Each line below is to be copied exactly as it appears.

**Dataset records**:
────────
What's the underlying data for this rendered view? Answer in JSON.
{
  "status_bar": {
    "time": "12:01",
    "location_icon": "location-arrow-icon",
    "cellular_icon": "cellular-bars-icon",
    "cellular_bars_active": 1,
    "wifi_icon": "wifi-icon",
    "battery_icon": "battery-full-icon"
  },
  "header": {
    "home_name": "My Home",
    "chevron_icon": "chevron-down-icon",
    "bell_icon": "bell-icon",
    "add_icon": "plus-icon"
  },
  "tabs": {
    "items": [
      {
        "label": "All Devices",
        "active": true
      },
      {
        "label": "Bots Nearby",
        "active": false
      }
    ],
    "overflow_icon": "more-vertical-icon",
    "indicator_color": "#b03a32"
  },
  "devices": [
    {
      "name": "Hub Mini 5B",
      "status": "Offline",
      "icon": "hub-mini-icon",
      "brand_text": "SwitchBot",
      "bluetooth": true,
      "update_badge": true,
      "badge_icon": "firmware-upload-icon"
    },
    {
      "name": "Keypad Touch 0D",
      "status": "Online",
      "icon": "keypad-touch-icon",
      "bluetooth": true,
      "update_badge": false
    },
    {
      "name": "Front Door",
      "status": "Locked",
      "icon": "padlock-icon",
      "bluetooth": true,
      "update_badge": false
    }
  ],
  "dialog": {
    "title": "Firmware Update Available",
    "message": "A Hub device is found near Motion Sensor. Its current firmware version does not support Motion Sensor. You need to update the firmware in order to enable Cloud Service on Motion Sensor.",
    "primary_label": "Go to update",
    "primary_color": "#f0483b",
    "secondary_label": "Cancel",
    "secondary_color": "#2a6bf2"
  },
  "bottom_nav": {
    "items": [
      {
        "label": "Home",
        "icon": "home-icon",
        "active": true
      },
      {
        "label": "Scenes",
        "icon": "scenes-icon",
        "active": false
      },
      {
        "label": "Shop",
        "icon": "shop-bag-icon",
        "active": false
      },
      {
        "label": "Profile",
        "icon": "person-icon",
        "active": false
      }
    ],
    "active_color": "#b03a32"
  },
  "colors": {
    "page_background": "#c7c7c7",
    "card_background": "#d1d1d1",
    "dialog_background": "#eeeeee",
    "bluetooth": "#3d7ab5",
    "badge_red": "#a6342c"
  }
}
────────
**Response to this exercise**:
What's the underlying data for this rendered view? Answer in JSON.
{
  "status_bar": {
    "time": "12:01",
    "location_icon": "location-arrow-icon",
    "cellular_icon": "cellular-bars-icon",
    "cellular_bars_active": 1,
    "wifi_icon": "wifi-icon",
    "battery_icon": "battery-full-icon"
  },
  "header": {
    "home_name": "My Home",
    "chevron_icon": "chevron-down-icon",
    "bell_icon": "bell-icon",
    "add_icon": "plus-icon"
  },
  "tabs": {
    "items": [
      {
        "label": "All Devices",
        "active": true
      },
      {
        "label": "Bots Nearby",
        "active": false
      }
    ],
    "overflow_icon": "more-vertical-icon",
    "indicator_color": "#b03a32"
  },
  "devices": [
    {
      "name": "Hub Mini 5B",
      "status": "Offline",
      "icon": "hub-mini-icon",
      "brand_text": "SwitchBot",
      "bluetooth": true,
      "update_badge": true,
      "badge_icon": "firmware-upload-icon"
    },
    {
      "name": "Keypad Touch 0D",
      "status": "Online",
      "icon": "keypad-touch-icon",
      "bluetooth": true,
      "update_badge": false
    },
    {
      "name": "Front Door",
      "status": "Locked",
      "icon": "padlock-icon",
      "bluetooth": true,
      "update_badge": false
    }
  ],
  "dialog": {
    "title": "Firmware Update Available",
    "message": "A Hub device is found near Motion Sensor. Its current firmware version does not support Motion Sensor. You need to update the firmware in order to enable Cloud Service on Motion Sensor.",
    "primary_label": "Go to update",
    "primary_color": "#f0483b",
    "secondary_label": "Cancel",
    "secondary_color": "#2a6bf2"
  },
  "bottom_nav": {
    "items": [
      {
        "label": "Home",
        "icon": "home-icon",
        "active": true
      },
      {
        "label": "Scenes",
        "icon": "scenes-icon",
        "active": false
      },
      {
        "label": "Shop",
        "icon": "shop-bag-icon",
        "active": false
      },
      {
        "label": "Profile",
        "icon": "person-icon",
        "active": false
      }
    ],
    "active_color": "#b03a32"
  },
  "colors": {
    "page_background": "#c7c7c7",
    "card_background": "#d1d1d1",
    "dialog_background": "#eeeeee",
    "bluetooth": "#3d7ab5",
    "badge_red": "#a6342c"
  }
}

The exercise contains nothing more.